*** SOURCE MATERIAL

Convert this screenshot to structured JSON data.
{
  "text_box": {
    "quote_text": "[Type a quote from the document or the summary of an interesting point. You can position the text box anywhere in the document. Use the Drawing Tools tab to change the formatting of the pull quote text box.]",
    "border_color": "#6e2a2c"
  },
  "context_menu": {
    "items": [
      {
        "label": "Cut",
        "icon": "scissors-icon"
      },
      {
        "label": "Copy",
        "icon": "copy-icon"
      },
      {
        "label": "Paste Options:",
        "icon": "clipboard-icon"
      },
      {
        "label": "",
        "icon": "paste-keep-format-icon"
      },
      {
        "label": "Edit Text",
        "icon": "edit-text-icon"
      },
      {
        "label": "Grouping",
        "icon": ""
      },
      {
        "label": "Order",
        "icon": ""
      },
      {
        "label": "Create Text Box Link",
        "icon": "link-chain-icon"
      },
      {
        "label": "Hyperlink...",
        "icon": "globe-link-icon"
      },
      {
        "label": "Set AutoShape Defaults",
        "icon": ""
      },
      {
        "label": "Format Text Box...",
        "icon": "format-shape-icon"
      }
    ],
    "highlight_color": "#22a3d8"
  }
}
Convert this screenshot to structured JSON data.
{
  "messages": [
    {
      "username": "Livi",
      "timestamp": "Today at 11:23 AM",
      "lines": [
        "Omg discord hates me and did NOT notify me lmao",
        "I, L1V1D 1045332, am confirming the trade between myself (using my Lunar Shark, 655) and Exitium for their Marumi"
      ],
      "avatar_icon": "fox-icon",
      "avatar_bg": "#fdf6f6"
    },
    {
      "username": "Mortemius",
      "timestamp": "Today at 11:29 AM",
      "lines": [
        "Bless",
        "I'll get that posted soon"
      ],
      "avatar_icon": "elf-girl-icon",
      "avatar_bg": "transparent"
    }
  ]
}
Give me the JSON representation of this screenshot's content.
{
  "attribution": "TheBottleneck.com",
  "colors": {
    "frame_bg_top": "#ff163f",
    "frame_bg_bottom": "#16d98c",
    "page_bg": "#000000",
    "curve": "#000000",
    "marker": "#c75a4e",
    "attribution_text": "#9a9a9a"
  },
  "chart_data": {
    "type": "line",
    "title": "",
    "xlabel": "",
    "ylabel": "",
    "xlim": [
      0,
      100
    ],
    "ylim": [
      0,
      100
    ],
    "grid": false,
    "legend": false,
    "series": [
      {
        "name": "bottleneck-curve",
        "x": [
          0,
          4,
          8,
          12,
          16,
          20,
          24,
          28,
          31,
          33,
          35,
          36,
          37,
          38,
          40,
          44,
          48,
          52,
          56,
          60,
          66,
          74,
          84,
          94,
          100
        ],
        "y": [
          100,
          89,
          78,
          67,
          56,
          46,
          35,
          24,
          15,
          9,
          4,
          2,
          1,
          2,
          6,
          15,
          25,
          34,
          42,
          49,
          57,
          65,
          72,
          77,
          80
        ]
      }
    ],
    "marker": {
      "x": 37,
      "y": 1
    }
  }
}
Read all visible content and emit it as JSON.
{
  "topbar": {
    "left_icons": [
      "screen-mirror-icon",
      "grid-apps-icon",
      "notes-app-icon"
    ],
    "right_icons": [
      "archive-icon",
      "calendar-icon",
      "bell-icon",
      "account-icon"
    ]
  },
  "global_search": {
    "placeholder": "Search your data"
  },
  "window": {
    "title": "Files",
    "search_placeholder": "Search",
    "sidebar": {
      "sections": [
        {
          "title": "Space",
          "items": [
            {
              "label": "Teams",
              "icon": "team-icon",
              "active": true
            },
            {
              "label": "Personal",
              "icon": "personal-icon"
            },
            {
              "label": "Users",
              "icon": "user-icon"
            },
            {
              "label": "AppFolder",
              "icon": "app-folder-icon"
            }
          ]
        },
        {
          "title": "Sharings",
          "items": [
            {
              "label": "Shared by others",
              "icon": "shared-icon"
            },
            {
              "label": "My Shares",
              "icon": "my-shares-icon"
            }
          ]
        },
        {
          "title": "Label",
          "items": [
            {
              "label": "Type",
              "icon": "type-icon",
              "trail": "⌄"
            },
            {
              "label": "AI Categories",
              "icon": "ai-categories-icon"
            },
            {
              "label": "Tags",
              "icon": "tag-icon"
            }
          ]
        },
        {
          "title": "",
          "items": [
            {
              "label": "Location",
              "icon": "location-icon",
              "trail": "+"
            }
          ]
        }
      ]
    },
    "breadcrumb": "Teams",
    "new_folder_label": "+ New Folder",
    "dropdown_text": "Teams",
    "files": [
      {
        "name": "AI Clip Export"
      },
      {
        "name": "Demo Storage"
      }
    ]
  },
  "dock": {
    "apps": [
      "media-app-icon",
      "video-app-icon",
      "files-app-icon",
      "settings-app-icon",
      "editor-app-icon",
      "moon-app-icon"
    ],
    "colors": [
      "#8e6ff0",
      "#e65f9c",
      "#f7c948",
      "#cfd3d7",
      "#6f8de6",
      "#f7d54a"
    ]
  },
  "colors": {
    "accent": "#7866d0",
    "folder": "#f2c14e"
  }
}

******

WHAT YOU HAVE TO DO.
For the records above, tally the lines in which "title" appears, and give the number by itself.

RESPONSE FOR THIS EXERCISE.
6